When I first read about using mycorrhizae, it all sounded a little like pre-treating beans and peas with Nitrogen-fixing inoculant, or taking probiotics for a healthy gut—you know, natural, or holistic. But of course those examples are uses of friendly bacteria, not fungi like the mycorrhizae. (And you know how I’m fascinated by the power of fungi.)
Much of the commerce in mycorrhizae to date has been geared to agriculture and the nursery industry. Grapes, for instance, are very dependent on mycorrhizae (as are roses, for another example), so vineyards are one industry that extolls their virtues. Spurred by Texas A&M findings, wholesale nurseries, including giants like Monrovia, have begun inoculating their potting soils, seeking potential benefits such as reduced transplant issues and faster establishment.
Such industries hadn’t initially come to mycorrhizae seeking a ”save the earth” solution, says Graham (read more about the Wharton law-and-business graduate in this “Philadelphia Inquirer” story), but rather a better economic equation in crop production. For instance, they may harvest at a younger age (as with the grapes), or reduce fertilizer costs, or otherwise improve the bottom line.
Now other potential customers—including more gardeners—are coming asking about natural solutions to growing success.
Like me with my curiosity about fine-tuning my soil-feeding mantra. And so when the raised beds here can be worked in a couple of weeks, I’ll continue my experiment with mycorrhizae, by using the rest of my supply.

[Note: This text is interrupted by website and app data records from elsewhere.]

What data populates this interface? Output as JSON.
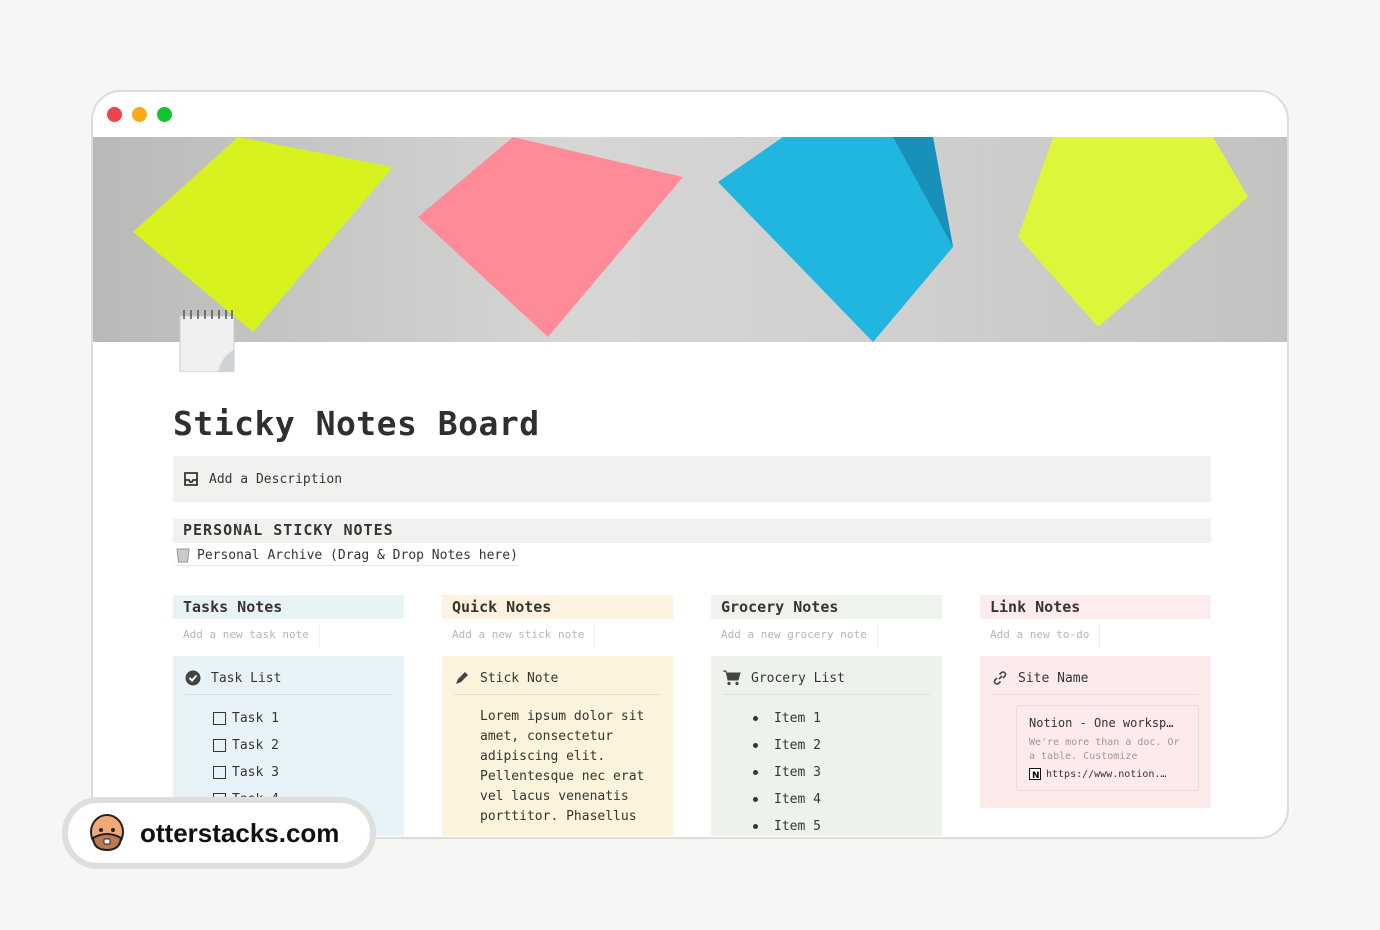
{
  "window": {
    "controls": [
      "close",
      "minimize",
      "maximize"
    ],
    "colors": {
      "close": "#f0424c",
      "minimize": "#f7ab17",
      "maximize": "#12c42f"
    }
  },
  "banner": {
    "note_colors": [
      "#d8f21f",
      "#ff8b99",
      "#21b6e0",
      "#ddf53a"
    ]
  },
  "page": {
    "title": "Sticky Notes Board",
    "description": "Add a Description",
    "section_title": "PERSONAL STICKY NOTES",
    "archive_link": "Personal Archive (Drag & Drop Notes here)"
  },
  "columns": [
    {
      "title": "Tasks Notes",
      "placeholder": "Add a new task note",
      "bg": "#e7f3f8",
      "card": {
        "title": "Task List",
        "icon": "check-circle-icon",
        "items": [
          "Task 1",
          "Task 2",
          "Task 3",
          "Task 4"
        ]
      }
    },
    {
      "title": "Quick Notes",
      "placeholder": "Add a new stick note",
      "bg": "#fbf3db",
      "card": {
        "title": "Stick Note",
        "icon": "pencil-icon",
        "text": "Lorem ipsum dolor sit amet, consectetur adipiscing elit. Pellentesque nec erat vel lacus venenatis porttitor. Phasellus"
      }
    },
    {
      "title": "Grocery Notes",
      "placeholder": "Add a new grocery note",
      "bg": "#edf3ec",
      "card": {
        "title": "Grocery List",
        "icon": "cart-icon",
        "items": [
          "Item 1",
          "Item 2",
          "Item 3",
          "Item 4",
          "Item 5"
        ]
      }
    },
    {
      "title": "Link Notes",
      "placeholder": "Add a new to-do",
      "bg": "#fdebec",
      "card": {
        "title": "Site Name",
        "icon": "link-icon",
        "bookmark": {
          "title": "Notion - One worksp…",
          "desc": "We're more than a doc. Or a table. Customize",
          "url": "https://www.notion.…"
        }
      }
    }
  ],
  "watermark": {
    "text": "otterstacks.com"
  }
}
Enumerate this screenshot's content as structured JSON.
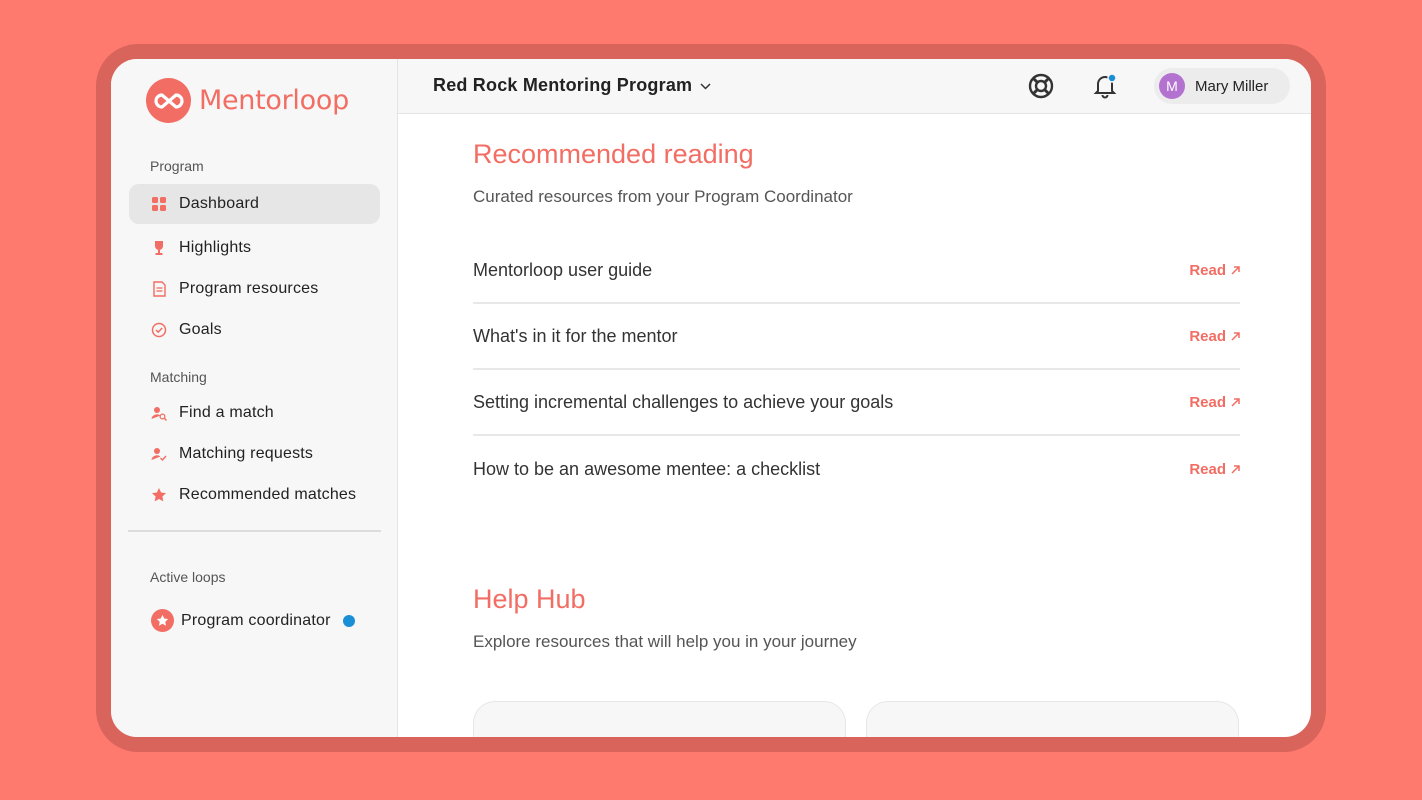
{
  "brand": {
    "name": "Mentorloop",
    "color": "#f26d63"
  },
  "header": {
    "program_name": "Red Rock Mentoring Program",
    "user": {
      "initial": "M",
      "name": "Mary Miller"
    }
  },
  "sidebar": {
    "program_label": "Program",
    "program_items": [
      {
        "label": "Dashboard",
        "icon": "dashboard-icon",
        "active": true
      },
      {
        "label": "Highlights",
        "icon": "trophy-icon"
      },
      {
        "label": "Program resources",
        "icon": "document-icon"
      },
      {
        "label": "Goals",
        "icon": "check-circle-icon"
      }
    ],
    "matching_label": "Matching",
    "matching_items": [
      {
        "label": "Find a match",
        "icon": "person-search-icon"
      },
      {
        "label": "Matching requests",
        "icon": "person-check-icon"
      },
      {
        "label": "Recommended matches",
        "icon": "star-icon"
      }
    ],
    "active_loops_label": "Active loops",
    "loops": [
      {
        "label": "Program coordinator",
        "icon": "star-badge-icon"
      }
    ]
  },
  "reading": {
    "title": "Recommended reading",
    "subtitle": "Curated resources from your Program Coordinator",
    "items": [
      {
        "title": "Mentorloop user guide",
        "action": "Read"
      },
      {
        "title": "What's in it for the mentor",
        "action": "Read"
      },
      {
        "title": "Setting incremental challenges to achieve your goals",
        "action": "Read"
      },
      {
        "title": "How to be an awesome mentee: a checklist",
        "action": "Read"
      }
    ]
  },
  "help_hub": {
    "title": "Help Hub",
    "subtitle": "Explore resources that will help you in your journey"
  }
}
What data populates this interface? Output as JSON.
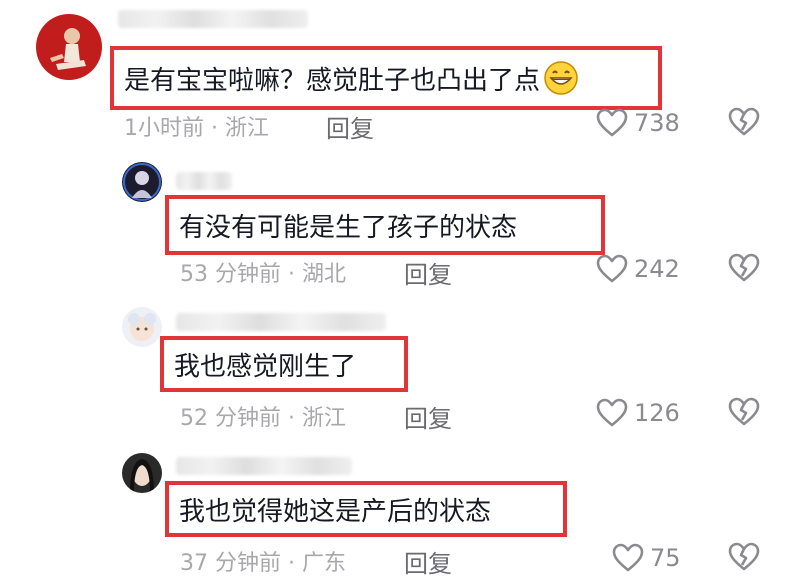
{
  "comments": [
    {
      "text": "是有宝宝啦嘛？感觉肚子也凸出了点",
      "emoji": "grinning-face-emoji",
      "meta": "1小时前 · 浙江",
      "reply": "回复",
      "likes": "738"
    },
    {
      "text": "有没有可能是生了孩子的状态",
      "meta": "53 分钟前 · 湖北",
      "reply": "回复",
      "likes": "242"
    },
    {
      "text": "我也感觉刚生了",
      "meta": "52 分钟前 · 浙江",
      "reply": "回复",
      "likes": "126"
    },
    {
      "text": "我也觉得她这是产后的状态",
      "meta": "37 分钟前 · 广东",
      "reply": "回复",
      "likes": "75"
    }
  ],
  "icons": {
    "like": "heart-outline-icon",
    "dislike": "broken-heart-icon"
  },
  "colors": {
    "highlight_border": "#e0363a",
    "meta_text": "#a8a8ac"
  }
}
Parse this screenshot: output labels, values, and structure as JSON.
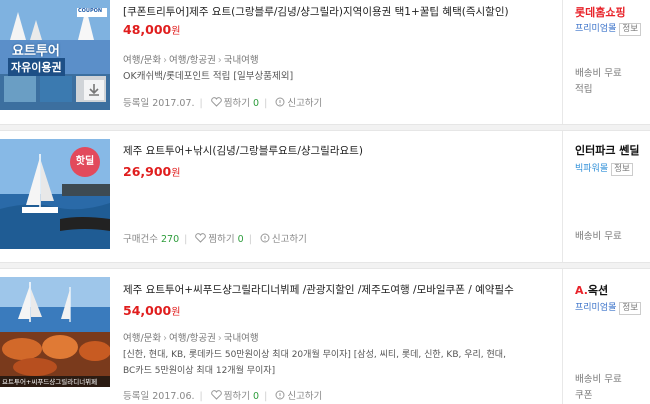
{
  "items": [
    {
      "thumb_text_1": "요트투어",
      "thumb_text_2": "자유이용권",
      "thumb_badge": "COUPON",
      "title": "[쿠폰트리투어]제주 요트(그랑블루/김녕/샹그릴라)지역이용권 택1+꿀팁 혜택(즉시할인)",
      "price": "48,000",
      "won": "원",
      "category": [
        "여행/문화",
        "여행/항공권",
        "국내여행"
      ],
      "desc": "OK캐쉬백/롯데포인트 적립 [일부상품제외]",
      "meta_label": "등록일 2017.07.",
      "wish_label": "찜하기",
      "wish_count": "0",
      "report_label": "신고하기",
      "shop": "롯데홈쇼핑",
      "grade": "프리미엄몰",
      "info": "정보",
      "ship": "배송비 무료",
      "ship2": "적립"
    },
    {
      "hot_label": "핫딜",
      "title": "제주 요트투어+낚시(김녕/그랑블루요트/샹그릴라요트)",
      "price": "26,900",
      "won": "원",
      "meta_label": "구매건수",
      "meta_count": "270",
      "wish_label": "찜하기",
      "wish_count": "0",
      "report_label": "신고하기",
      "shop": "인터파크 쎈딜",
      "grade": "빅파워몰",
      "info": "정보",
      "ship": "배송비 무료"
    },
    {
      "thumb_caption": "요트투어+씨푸드샹그릴라디너뷔페",
      "title": "제주 요트투어+씨푸드샹그릴라디너뷔페 /관광지할인 /제주도여행 /모바일쿠폰 / 예약필수",
      "price": "54,000",
      "won": "원",
      "category": [
        "여행/문화",
        "여행/항공권",
        "국내여행"
      ],
      "desc_line1": "[신한, 현대, KB, 롯데카드 50만원이상 최대 20개월 무이자] [삼성, 씨티, 롯데, 신한, KB, 우리, 현대,",
      "desc_line2": "BC카드 5만원이상 최대 12개월 무이자]",
      "meta_label": "등록일 2017.06.",
      "wish_label": "찜하기",
      "wish_count": "0",
      "report_label": "신고하기",
      "shop": "옥션",
      "grade": "프리미엄몰",
      "info": "정보",
      "ship": "배송비 무료",
      "ship2": "쿠폰"
    }
  ],
  "colors": {
    "price": "#e01e1e",
    "accent_blue": "#3a72c9",
    "count_green": "#2e9d3c",
    "auction_red": "#e8232a"
  },
  "icons": [
    "heart-icon",
    "siren-icon",
    "download-icon"
  ]
}
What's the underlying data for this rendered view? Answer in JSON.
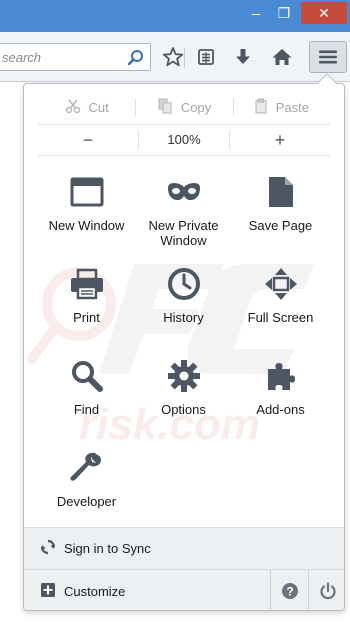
{
  "window": {
    "minimize_glyph": "–",
    "maximize_glyph": "❐",
    "close_glyph": "✕",
    "accent_color": "#4a8ad4",
    "close_color": "#c74b3c"
  },
  "toolbar": {
    "search_placeholder": "search",
    "icons": [
      "magnifier-icon",
      "star-icon",
      "reading-list-icon",
      "download-icon",
      "home-icon",
      "hamburger-menu-icon"
    ]
  },
  "menu": {
    "edit": {
      "cut_label": "Cut",
      "copy_label": "Copy",
      "paste_label": "Paste"
    },
    "zoom": {
      "minus_label": "−",
      "value": "100%",
      "plus_label": "+"
    },
    "items": [
      {
        "label": "New Window",
        "icon": "window-icon"
      },
      {
        "label": "New Private Window",
        "icon": "mask-icon"
      },
      {
        "label": "Save Page",
        "icon": "page-icon"
      },
      {
        "label": "Print",
        "icon": "printer-icon"
      },
      {
        "label": "History",
        "icon": "clock-icon"
      },
      {
        "label": "Full Screen",
        "icon": "fullscreen-arrows-icon"
      },
      {
        "label": "Find",
        "icon": "magnifier-icon"
      },
      {
        "label": "Options",
        "icon": "gear-icon"
      },
      {
        "label": "Add-ons",
        "icon": "puzzle-icon"
      },
      {
        "label": "Developer",
        "icon": "wrench-icon"
      }
    ],
    "sync_label": "Sign in to Sync",
    "customize_label": "Customize"
  }
}
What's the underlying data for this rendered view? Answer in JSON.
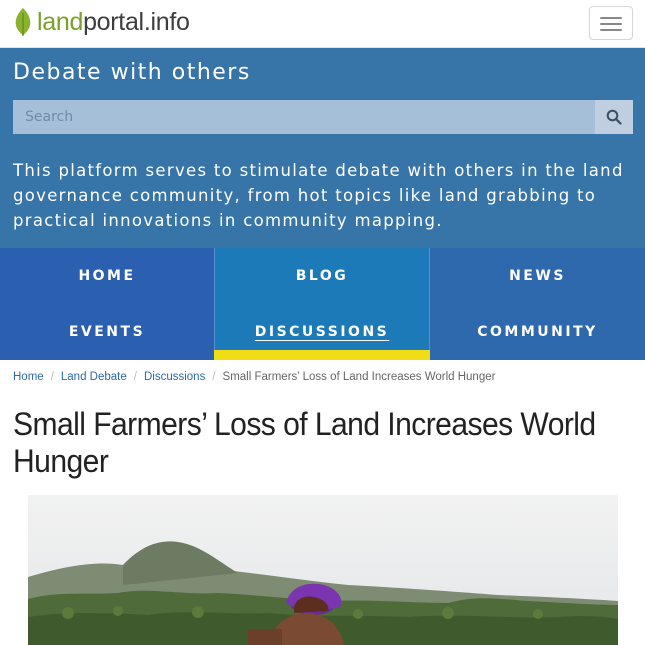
{
  "header": {
    "logo": {
      "land": "land",
      "rest": "portal.info",
      "leaf_icon": "leaf-icon"
    },
    "menu_icon": "hamburger-icon"
  },
  "band": {
    "title": "Debate with others",
    "search": {
      "placeholder": "Search",
      "value": "",
      "icon": "search-icon"
    },
    "description": "This platform serves to stimulate debate with others in the land governance community, from hot topics like land grabbing to practical innovations in community mapping.",
    "colors": {
      "band": "#3774a8",
      "active_indicator": "#f1dd16"
    }
  },
  "nav": {
    "items": [
      {
        "label": "HOME"
      },
      {
        "label": "BLOG"
      },
      {
        "label": "NEWS"
      },
      {
        "label": "EVENTS"
      },
      {
        "label": "DISCUSSIONS",
        "active": true
      },
      {
        "label": "COMMUNITY"
      }
    ]
  },
  "breadcrumb": {
    "items": [
      "Home",
      "Land Debate",
      "Discussions"
    ],
    "separator": "/",
    "current": "Small Farmers’ Loss of Land Increases World Hunger"
  },
  "article": {
    "title": "Small Farmers’ Loss of Land Increases World Hunger",
    "image": "farmer-field-photo"
  }
}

I’d love to hear if you’ve begun your own experiments with these fascinating microbes and what your experience has been.
mycorrhizae 101, the basics
I ASKED GRAHAM PHILLIPS a few key practical questions about using mycorrhizae, in this short Q&A:
Q. When do I apply mycorrhizae? Do I re-apply every year?
A. Mycorrhizal products are often used by gardeners when sowing seeds, when transplanting, or to inoculate a bed before planting, working them into the top 4-6 inches. Inoculated soils will actually improve year after year, so it’s a sustainable product.
Q. Do I till in coming seasons?
A. We recommend no- or low-till practices, so the network of filaments, or hyphae, can develop and flourish year to year. Keep using your compost.
Q. Do I use fertilizer as well?
A. Many synthetic plant foods, especially fast-acting liquids, harm microbial activity in the soil and create fertilizer-dependent plants, so we don’t recommend using them. We say that the fungi are not an “add-on-” to a chemical-fertilizer routine, but best used “instead of.” We recommend ongoing use of compost, compost tea, cover crops, and if needed, small amounts of dry organic fertilizers that release slowly.
Q. Does mycorrhizae work on all plants?
A. There are a few plants that are said to be non-mycorrhizal, meaning they don’t form the mutualistic relationship with the microbes. These include blueberries and other ericaceous plants such as azaleas; brassicas (cabbage, broccoli, mustard, etc.); spinach and beets.
Q. Where do I store leftover product, or can I?
A. You can store it for two years, preferably in a cool, dry place, but it will last longer. After two years the spores begin to degrade as time passes, but many will remain viable–you would just have to use a little more each subsequent year.
(Top illustration courtesy of Bio-Organics.)